“People assume it’s going to be more expensive, because it’s fair-trade and organic, and comes with fair wages for farmers and responsible harvesting, but it’s exactly the opposite,” notes Devorah Sawyer, marketing manager for Berkshire Food Co-op.
Up at Wild Oats, Lytle says guests are big fans of the bulk nut selection there, as well as the oatmeal and and Muesli.
Bosworth also touts a robust bulk selection at her South County store.
“Especially the herb and spice section. We have everything under the sun, from teas to supplements, like slippery elm, and you even can buy empty vegan pill capsules to fill with whatever you need,” says Bosworth.
Buying in bulk saves money, and it saves in packaging. Guests are encouraged to bring their own containers, and the co-ops have been moving to more glass containers for reuse. It’s cost-effective and more sustainable.
The Great Barrington co-op offers a buying club (for owner-members buying full cases of their staples) and Double Deal Wednesdays, when customers can take advantage of sales from two back-to-back sales periods. These occur every two weeks when there’s a sale changeover. Seniors get discount days, too, on Wednesdays and Sundays.
The Berkshire Food Co-op also hosts Owner Appreciation Weeks, in which an owner can also use a 15 percent discount off the entire store on one day of their choosing during a two-week span; these occur four times a year.
Up in North County, Wild Oats offers some extras, too, including its Cave to Co-op regional cheese specials. Every month, the Neighboring Food Co-op Association, distributor Provisions International and New England cheese makers offer artisanal products. Wild Oats also puts on weekend and spot sales; guests should look for the special signage.

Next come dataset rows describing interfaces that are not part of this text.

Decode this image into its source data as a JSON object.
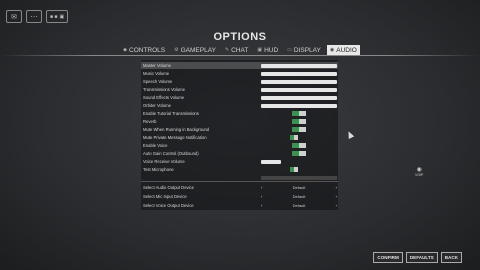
{
  "app": {
    "title": "OPTIONS"
  },
  "topbar": {
    "icons": [
      {
        "name": "chat-bubble-icon",
        "glyph": "✉"
      },
      {
        "name": "menu-icon",
        "glyph": "⋯"
      }
    ],
    "group": {
      "a": "■ ■",
      "b": "▣"
    }
  },
  "tabs": [
    {
      "label": "CONTROLS",
      "icon": "controls-icon",
      "glyph": "◆",
      "active": false
    },
    {
      "label": "GAMEPLAY",
      "icon": "gameplay-icon",
      "glyph": "⚙",
      "active": false
    },
    {
      "label": "CHAT",
      "icon": "chat-icon",
      "glyph": "✎",
      "active": false
    },
    {
      "label": "HUD",
      "icon": "hud-icon",
      "glyph": "▣",
      "active": false
    },
    {
      "label": "DISPLAY",
      "icon": "display-icon",
      "glyph": "▭",
      "active": false
    },
    {
      "label": "AUDIO",
      "icon": "audio-icon",
      "glyph": "◉",
      "active": true
    }
  ],
  "audio_settings": [
    {
      "label": "Master Volume",
      "control": "slider",
      "selected": true
    },
    {
      "label": "Music Volume",
      "control": "slider"
    },
    {
      "label": "Speech Volume",
      "control": "slider"
    },
    {
      "label": "Transmissions Volume",
      "control": "slider"
    },
    {
      "label": "Sound Effects Volume",
      "control": "slider"
    },
    {
      "label": "Orbiter Volume",
      "control": "slider"
    },
    {
      "label": "Enable Tutorial Transmissions",
      "control": "toggle"
    },
    {
      "label": "Reverb",
      "control": "toggle"
    },
    {
      "label": "Mute When Running in Background",
      "control": "toggle"
    },
    {
      "label": "Mute Private Message Notification",
      "control": "toggle-small"
    },
    {
      "label": "Enable Voice",
      "control": "toggle"
    },
    {
      "label": "Auto Gain Control (Outbound)",
      "control": "toggle"
    },
    {
      "label": "Voice Receive Volume",
      "control": "slider-short"
    },
    {
      "label": "Test Microphone",
      "control": "toggle-small"
    }
  ],
  "device_settings": [
    {
      "label": "Select Audio Output Device",
      "value": "Default"
    },
    {
      "label": "Select Mic Input Device",
      "value": "Default"
    },
    {
      "label": "Select Voice Output Device",
      "value": "Default"
    }
  ],
  "voip": {
    "label": "VOIP"
  },
  "buttons": {
    "confirm": "CONFIRM",
    "defaults": "DEFAULTS",
    "back": "BACK"
  }
}
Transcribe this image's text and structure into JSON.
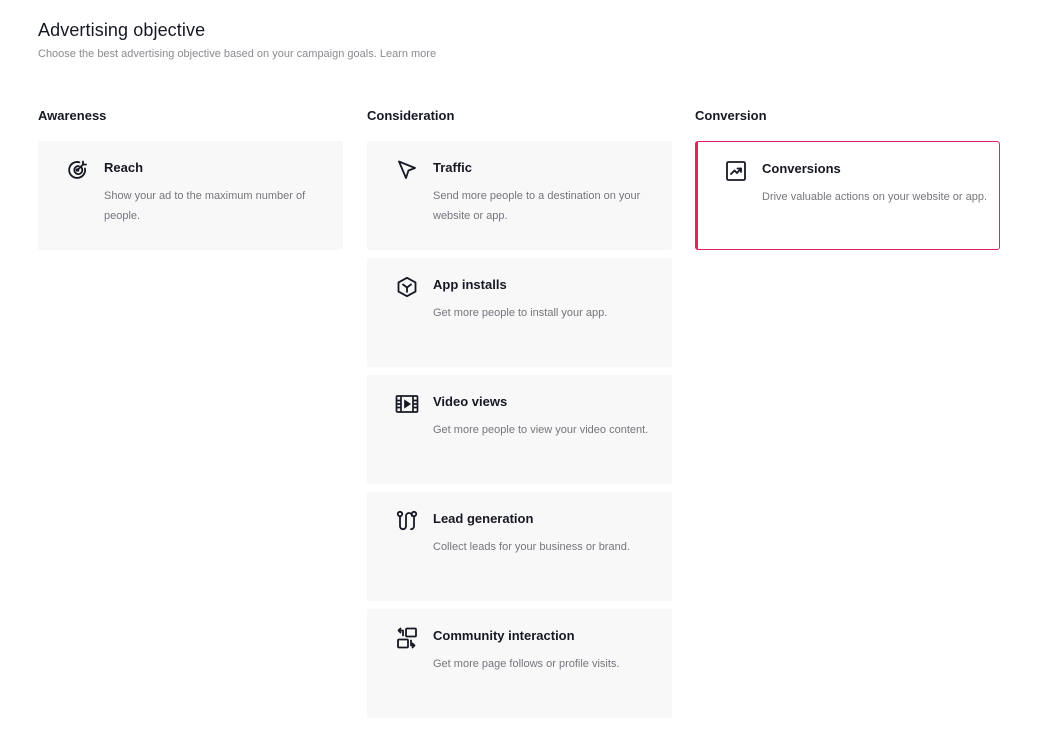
{
  "header": {
    "title": "Advertising objective",
    "subtitle": "Choose the best advertising objective based on your campaign goals.",
    "learn_more": "Learn more"
  },
  "columns": {
    "awareness": {
      "heading": "Awareness",
      "cards": [
        {
          "title": "Reach",
          "description": "Show your ad to the maximum number of people.",
          "icon": "reach-target-icon"
        }
      ]
    },
    "consideration": {
      "heading": "Consideration",
      "cards": [
        {
          "title": "Traffic",
          "description": "Send more people to a destination on your website or app.",
          "icon": "cursor-arrow-icon"
        },
        {
          "title": "App installs",
          "description": "Get more people to install your app.",
          "icon": "app-cube-icon"
        },
        {
          "title": "Video views",
          "description": "Get more people to view your video content.",
          "icon": "film-play-icon"
        },
        {
          "title": "Lead generation",
          "description": "Collect leads for your business or brand.",
          "icon": "funnel-path-icon"
        },
        {
          "title": "Community interaction",
          "description": "Get more page follows or profile visits.",
          "icon": "community-swap-icon"
        }
      ]
    },
    "conversion": {
      "heading": "Conversion",
      "cards": [
        {
          "title": "Conversions",
          "description": "Drive valuable actions on your website or app.",
          "icon": "trend-chart-icon",
          "selected": true
        }
      ]
    }
  },
  "colors": {
    "accent": "#e0245e",
    "card_bg": "#f8f8f8",
    "text_primary": "#161823",
    "text_secondary": "#75767d"
  }
}
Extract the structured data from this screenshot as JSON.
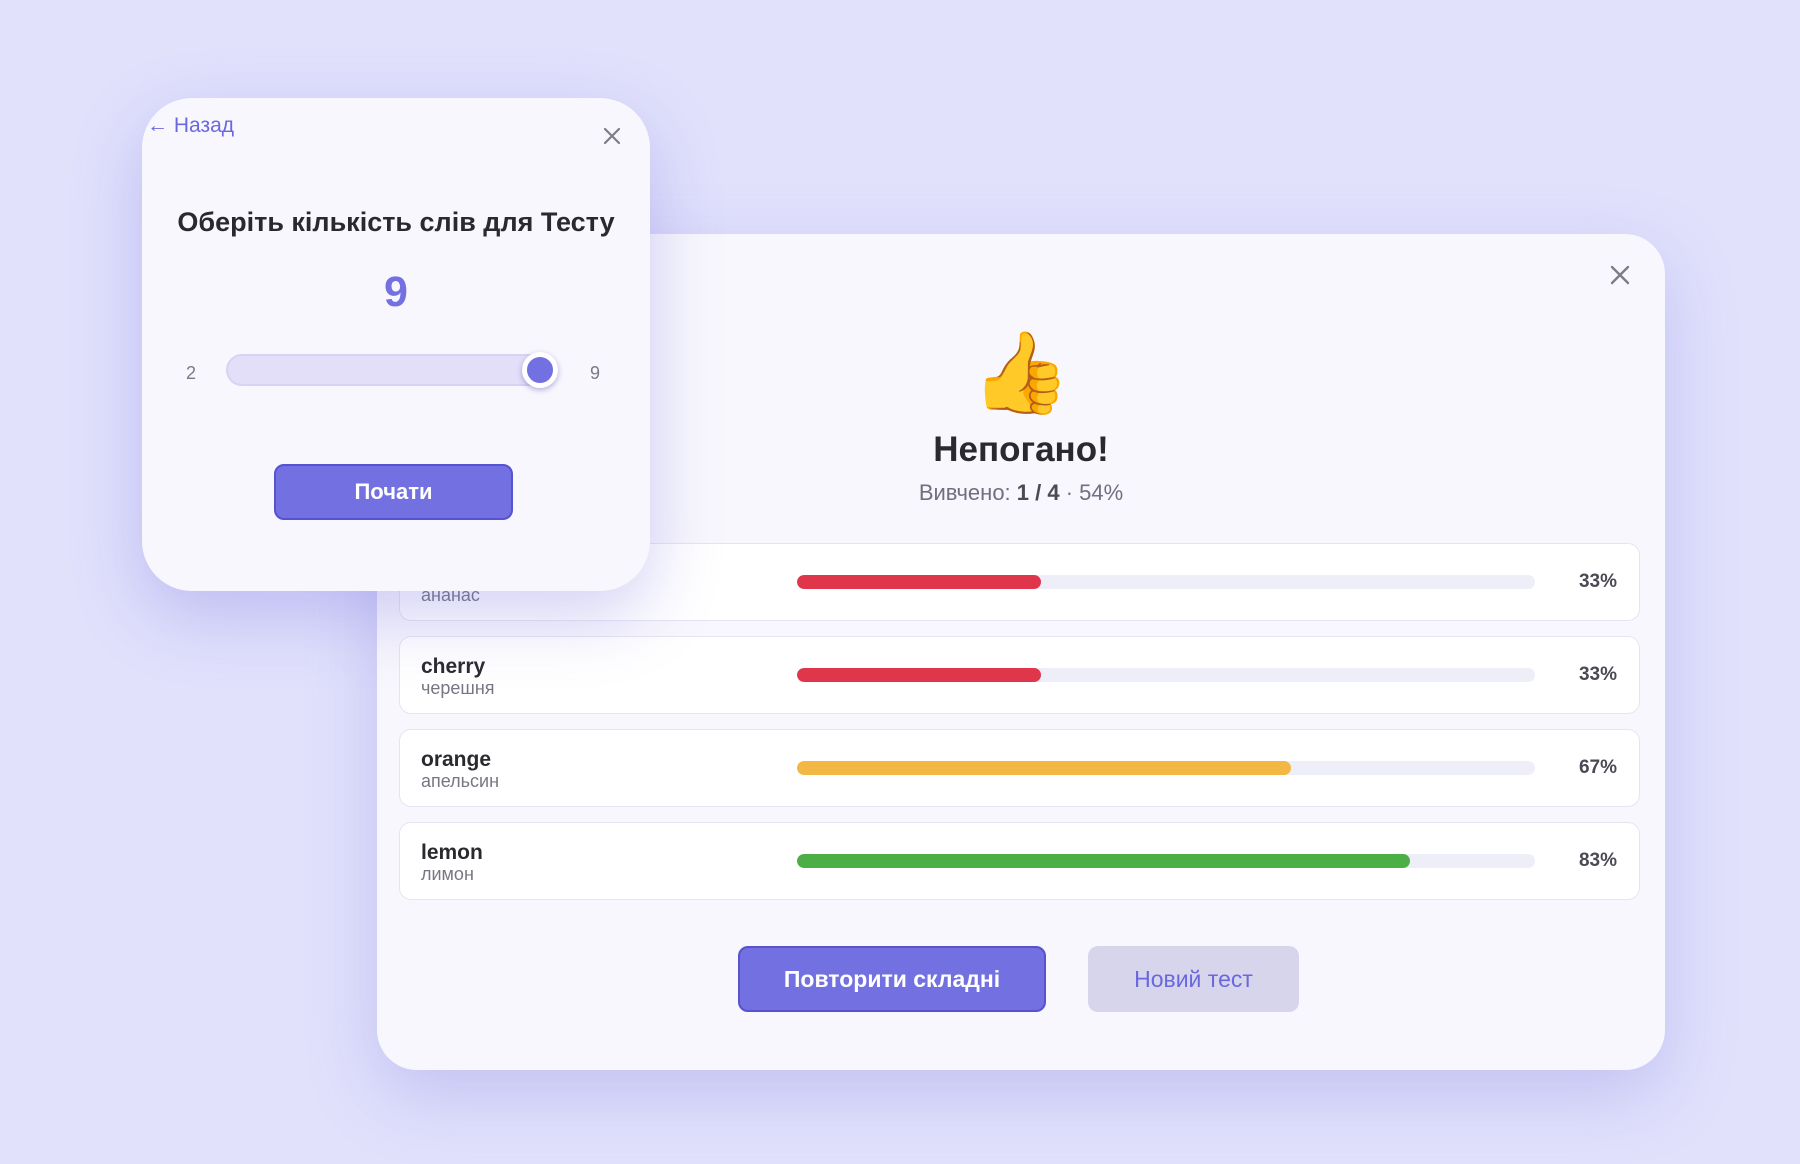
{
  "results": {
    "emoji": "👍",
    "title": "Непогано!",
    "subtitle_prefix": "Вивчено: ",
    "learned": "1 / 4",
    "subtitle_suffix": " · 54%",
    "close_icon": "close-icon",
    "words": [
      {
        "en": "",
        "uk": "ананас",
        "percent_label": "33%",
        "progress": 0.33,
        "color": "#e0364b"
      },
      {
        "en": "cherry",
        "uk": "черешня",
        "percent_label": "33%",
        "progress": 0.33,
        "color": "#e0364b"
      },
      {
        "en": "orange",
        "uk": "апельсин",
        "percent_label": "67%",
        "progress": 0.67,
        "color": "#f2b843"
      },
      {
        "en": "lemon",
        "uk": "лимон",
        "percent_label": "83%",
        "progress": 0.83,
        "color": "#4caf45"
      }
    ],
    "repeat_label": "Повторити складні",
    "new_test_label": "Новий тест"
  },
  "count_dialog": {
    "back_label": "← Назад",
    "close_icon": "close-icon",
    "title": "Оберіть кількість слів для Тесту",
    "value": "9",
    "min_label": "2",
    "max_label": "9",
    "slider_min": 2,
    "slider_max": 9,
    "slider_value": 9,
    "start_label": "Почати"
  },
  "colors": {
    "accent": "#7370e2",
    "background": "#e1e1fc",
    "card": "#f8f7fd",
    "bar_low": "#e0364b",
    "bar_mid": "#f2b843",
    "bar_high": "#4caf45"
  }
}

At Berkshire Food Co-op, families who qualify for food assistance can use their SNAP EBT card in the store; there’s also a 10 percent Community Discount on everything in the store for eligible individuals and families.
Meanwhile, over at Wild Oats, it has a similar Healthy Food for All program, in which qualifying shoppers can get 10 percent off their purchases.
Kelly notes that food co-ops are, by design, built to serve the community.
“We see people who come in here with their EBT, and we see people coming here looking for specialty items that might be very expensive. We get the whole spectrum,” says Kelly.
To learn more about affordable, healthy options, such as Co+op Basics, reach out to Wild Oats and Berkshire Food Co-op via their websites at wildoats.coop and berkshire.coop, or ask a grocery associate on the sales floor.